But the newcomers brought something else: disease. Pearl remembers that the people in Teslin fell victim to new diseases, and many died. She lost her only uncle to measles. The Anglican Church in Teslin was converted into a hospital, but it was not built for winter weather and was extremely cold.
Eventually, the army allowed their doctors to come in to help, and then nurses came from Whitehorse. Corinne Cyr was one of them, and Pearl remembers that Corinne as a wonderful person.
The Geddes family, because of its location separate from Teslin, was spared. None of Pearl’s brothers or sisters succumbed to the scourges that were introduced. She remembers, however, being stricken with yellow jaundice, measles and chicken pox, which were probably acquired from the contractors who followed the army.
She also remembered the tough ground conditions encountered by the soldiers constructing the new road. Opening up the road turned the ground into a quagmire over which a corduroy of logs had to be laid. At least one caterpillar tractor sank into the muskeg and remains there today.
Do you have any memories or stories of the Alaska Highway in the early days? The Alaska Highway Heritage Society Yukon would love to hear them. I would too. You can contact Kathleen Hare, Project Manager of Alaska Highway Heritage Society Yukon at (867) 335-8400 or firstname.lastname@example.org
If you want more information about the project, go to http://ahhsy.wikispaces.com/

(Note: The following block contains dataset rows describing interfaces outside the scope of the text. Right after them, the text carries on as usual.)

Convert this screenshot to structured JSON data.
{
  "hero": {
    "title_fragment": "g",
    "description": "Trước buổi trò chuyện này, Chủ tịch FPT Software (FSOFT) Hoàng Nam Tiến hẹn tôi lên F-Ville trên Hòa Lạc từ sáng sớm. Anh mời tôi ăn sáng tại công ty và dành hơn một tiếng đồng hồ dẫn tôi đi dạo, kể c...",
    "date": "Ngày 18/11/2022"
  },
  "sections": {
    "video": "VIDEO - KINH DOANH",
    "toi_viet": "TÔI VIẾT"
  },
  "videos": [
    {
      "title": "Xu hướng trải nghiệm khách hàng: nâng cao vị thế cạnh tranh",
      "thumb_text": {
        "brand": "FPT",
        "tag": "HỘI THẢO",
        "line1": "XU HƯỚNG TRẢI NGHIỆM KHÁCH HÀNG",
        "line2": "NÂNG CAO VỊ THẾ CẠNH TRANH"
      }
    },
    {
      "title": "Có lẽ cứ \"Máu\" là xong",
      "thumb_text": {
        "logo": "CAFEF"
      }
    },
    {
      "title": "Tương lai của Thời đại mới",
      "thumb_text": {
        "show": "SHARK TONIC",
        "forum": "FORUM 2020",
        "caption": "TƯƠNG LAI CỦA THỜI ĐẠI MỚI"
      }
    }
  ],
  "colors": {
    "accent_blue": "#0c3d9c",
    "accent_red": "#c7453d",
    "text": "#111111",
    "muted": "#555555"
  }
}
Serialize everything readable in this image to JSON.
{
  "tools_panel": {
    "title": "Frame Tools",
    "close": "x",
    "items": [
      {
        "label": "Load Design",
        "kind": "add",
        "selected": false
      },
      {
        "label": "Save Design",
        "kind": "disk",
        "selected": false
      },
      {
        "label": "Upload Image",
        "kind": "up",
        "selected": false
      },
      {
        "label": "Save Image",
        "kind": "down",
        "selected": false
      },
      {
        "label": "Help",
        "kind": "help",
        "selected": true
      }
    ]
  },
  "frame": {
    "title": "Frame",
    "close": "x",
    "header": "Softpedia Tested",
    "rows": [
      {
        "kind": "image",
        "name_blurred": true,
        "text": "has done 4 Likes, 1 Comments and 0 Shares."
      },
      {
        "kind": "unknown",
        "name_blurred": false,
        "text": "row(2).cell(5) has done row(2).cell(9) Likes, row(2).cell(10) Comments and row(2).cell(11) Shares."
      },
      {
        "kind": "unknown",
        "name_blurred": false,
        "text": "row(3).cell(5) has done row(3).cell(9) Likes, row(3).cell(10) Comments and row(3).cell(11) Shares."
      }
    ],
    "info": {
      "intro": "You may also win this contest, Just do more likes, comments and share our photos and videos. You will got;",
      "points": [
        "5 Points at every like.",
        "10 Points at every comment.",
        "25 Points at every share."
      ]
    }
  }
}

Apologies: in my Oct. 8 column about the Windy Arm Trams I quoted a passage from a historian without giving proper credit. It was well known local historian and entrepreneur, Murray Lundberg. The quotation was from his excellent book Fractured Veins and Broken Dreams: Montana Mountain and the Windy Arm Stampede.
This book is a great example of the history of a region that has long been abandoned, with few voices to speak to the events that occurred there. If anybody were to ask me about the history of this place and time, Fractured Veins and Broken Dreams would be the first book I would recommend.
While I can’t imagine anybody else adding much to the story, Murray tells me that he is planning soon to produce a second edition of this long out of print publication. In it, he will include 40 pages of information excluded from the original book. I, for one, am looking forward to it.
Michael Gates is a Yukon historian and sometimes adventurer based in Whitehorse. His latest book, Dalton’s Gold Rush Trail, is available in Yukon stores. You can contact him at email@example.com